*WORK TASK*: When you reach the line containing "What's the underlying" in the data below, begin returning lines exactly as written, and stop once the line containing "Give me the" has been returned.

─── SOURCE RECORDS ───

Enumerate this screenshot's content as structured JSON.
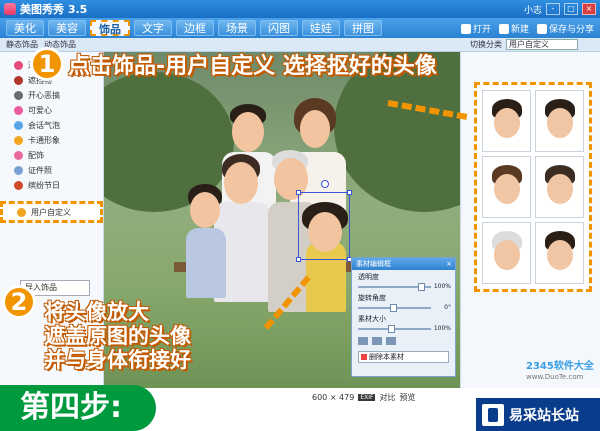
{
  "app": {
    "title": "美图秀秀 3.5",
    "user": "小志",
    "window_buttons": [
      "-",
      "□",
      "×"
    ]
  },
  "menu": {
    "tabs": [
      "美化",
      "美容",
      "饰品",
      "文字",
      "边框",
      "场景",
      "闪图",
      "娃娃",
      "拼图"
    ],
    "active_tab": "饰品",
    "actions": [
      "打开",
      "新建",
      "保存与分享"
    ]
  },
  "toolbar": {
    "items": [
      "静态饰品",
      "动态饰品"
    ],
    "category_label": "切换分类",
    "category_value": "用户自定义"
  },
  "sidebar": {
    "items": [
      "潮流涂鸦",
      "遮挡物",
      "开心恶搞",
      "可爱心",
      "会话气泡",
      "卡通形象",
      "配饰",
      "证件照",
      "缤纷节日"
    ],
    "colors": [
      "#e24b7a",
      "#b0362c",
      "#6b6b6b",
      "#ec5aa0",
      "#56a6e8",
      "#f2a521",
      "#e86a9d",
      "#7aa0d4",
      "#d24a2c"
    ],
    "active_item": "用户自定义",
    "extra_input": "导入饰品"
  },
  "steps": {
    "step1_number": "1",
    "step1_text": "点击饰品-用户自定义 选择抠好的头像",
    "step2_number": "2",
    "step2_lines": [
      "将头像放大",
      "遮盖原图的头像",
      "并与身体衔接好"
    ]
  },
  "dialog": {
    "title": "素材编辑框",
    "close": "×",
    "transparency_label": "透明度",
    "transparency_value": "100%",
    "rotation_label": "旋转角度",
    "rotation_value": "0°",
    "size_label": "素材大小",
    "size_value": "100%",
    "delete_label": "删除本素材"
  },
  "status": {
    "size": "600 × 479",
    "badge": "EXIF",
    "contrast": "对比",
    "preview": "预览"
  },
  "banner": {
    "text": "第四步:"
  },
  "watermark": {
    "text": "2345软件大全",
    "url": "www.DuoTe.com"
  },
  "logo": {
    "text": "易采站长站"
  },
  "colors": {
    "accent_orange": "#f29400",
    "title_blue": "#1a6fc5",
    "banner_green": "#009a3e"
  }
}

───
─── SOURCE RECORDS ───

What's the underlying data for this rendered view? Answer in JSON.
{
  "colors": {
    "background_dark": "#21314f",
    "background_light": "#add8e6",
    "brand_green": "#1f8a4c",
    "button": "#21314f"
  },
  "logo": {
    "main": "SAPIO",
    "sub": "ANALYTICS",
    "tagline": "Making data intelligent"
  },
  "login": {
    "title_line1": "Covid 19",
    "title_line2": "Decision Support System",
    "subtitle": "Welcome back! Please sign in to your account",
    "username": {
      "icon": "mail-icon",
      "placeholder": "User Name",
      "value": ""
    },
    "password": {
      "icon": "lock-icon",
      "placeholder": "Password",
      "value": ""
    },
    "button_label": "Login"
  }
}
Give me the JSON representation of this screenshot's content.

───

*ANSWER SECTION*:
What's the underlying data for this rendered view? Answer in JSON.
{
  "colors": {
    "background_dark": "#21314f",
    "background_light": "#add8e6",
    "brand_green": "#1f8a4c",
    "button": "#21314f"
  },
  "logo": {
    "main": "SAPIO",
    "sub": "ANALYTICS",
    "tagline": "Making data intelligent"
  },
  "login": {
    "title_line1": "Covid 19",
    "title_line2": "Decision Support System",
    "subtitle": "Welcome back! Please sign in to your account",
    "username": {
      "icon": "mail-icon",
      "placeholder": "User Name",
      "value": ""
    },
    "password": {
      "icon": "lock-icon",
      "placeholder": "Password",
      "value": ""
    },
    "button_label": "Login"
  }
}
Give me the JSON representation of this screenshot's content.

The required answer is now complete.